| What needs to be done |
Reproduce the listing exactly, keeping every word as it is.

| Data for analysis |
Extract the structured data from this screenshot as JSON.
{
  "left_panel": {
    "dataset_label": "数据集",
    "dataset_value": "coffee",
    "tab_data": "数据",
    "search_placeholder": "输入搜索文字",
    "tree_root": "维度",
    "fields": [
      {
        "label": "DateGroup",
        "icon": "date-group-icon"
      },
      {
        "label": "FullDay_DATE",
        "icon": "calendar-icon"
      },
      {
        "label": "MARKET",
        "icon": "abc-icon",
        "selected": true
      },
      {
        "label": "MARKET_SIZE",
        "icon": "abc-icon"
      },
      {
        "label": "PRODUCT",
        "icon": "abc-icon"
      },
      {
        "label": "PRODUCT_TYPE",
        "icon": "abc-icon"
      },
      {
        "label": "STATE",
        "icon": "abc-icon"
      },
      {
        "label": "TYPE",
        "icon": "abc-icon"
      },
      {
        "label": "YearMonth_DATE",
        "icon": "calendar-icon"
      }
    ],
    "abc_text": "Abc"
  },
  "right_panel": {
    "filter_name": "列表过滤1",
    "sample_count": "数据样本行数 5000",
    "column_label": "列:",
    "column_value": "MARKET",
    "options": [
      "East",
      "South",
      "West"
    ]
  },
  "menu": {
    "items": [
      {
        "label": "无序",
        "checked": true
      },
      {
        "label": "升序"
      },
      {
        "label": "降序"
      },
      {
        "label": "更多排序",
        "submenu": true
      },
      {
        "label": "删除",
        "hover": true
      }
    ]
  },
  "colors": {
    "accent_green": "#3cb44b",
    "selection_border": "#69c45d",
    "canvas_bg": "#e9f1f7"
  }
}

| Response box |
Extract the structured data from this screenshot as JSON.
{
  "left_panel": {
    "dataset_label": "数据集",
    "dataset_value": "coffee",
    "tab_data": "数据",
    "search_placeholder": "输入搜索文字",
    "tree_root": "维度",
    "fields": [
      {
        "label": "DateGroup",
        "icon": "date-group-icon"
      },
      {
        "label": "FullDay_DATE",
        "icon": "calendar-icon"
      },
      {
        "label": "MARKET",
        "icon": "abc-icon",
        "selected": true
      },
      {
        "label": "MARKET_SIZE",
        "icon": "abc-icon"
      },
      {
        "label": "PRODUCT",
        "icon": "abc-icon"
      },
      {
        "label": "PRODUCT_TYPE",
        "icon": "abc-icon"
      },
      {
        "label": "STATE",
        "icon": "abc-icon"
      },
      {
        "label": "TYPE",
        "icon": "abc-icon"
      },
      {
        "label": "YearMonth_DATE",
        "icon": "calendar-icon"
      }
    ],
    "abc_text": "Abc"
  },
  "right_panel": {
    "filter_name": "列表过滤1",
    "sample_count": "数据样本行数 5000",
    "column_label": "列:",
    "column_value": "MARKET",
    "options": [
      "East",
      "South",
      "West"
    ]
  },
  "menu": {
    "items": [
      {
        "label": "无序",
        "checked": true
      },
      {
        "label": "升序"
      },
      {
        "label": "降序"
      },
      {
        "label": "更多排序",
        "submenu": true
      },
      {
        "label": "删除",
        "hover": true
      }
    ]
  },
  "colors": {
    "accent_green": "#3cb44b",
    "selection_border": "#69c45d",
    "canvas_bg": "#e9f1f7"
  }
}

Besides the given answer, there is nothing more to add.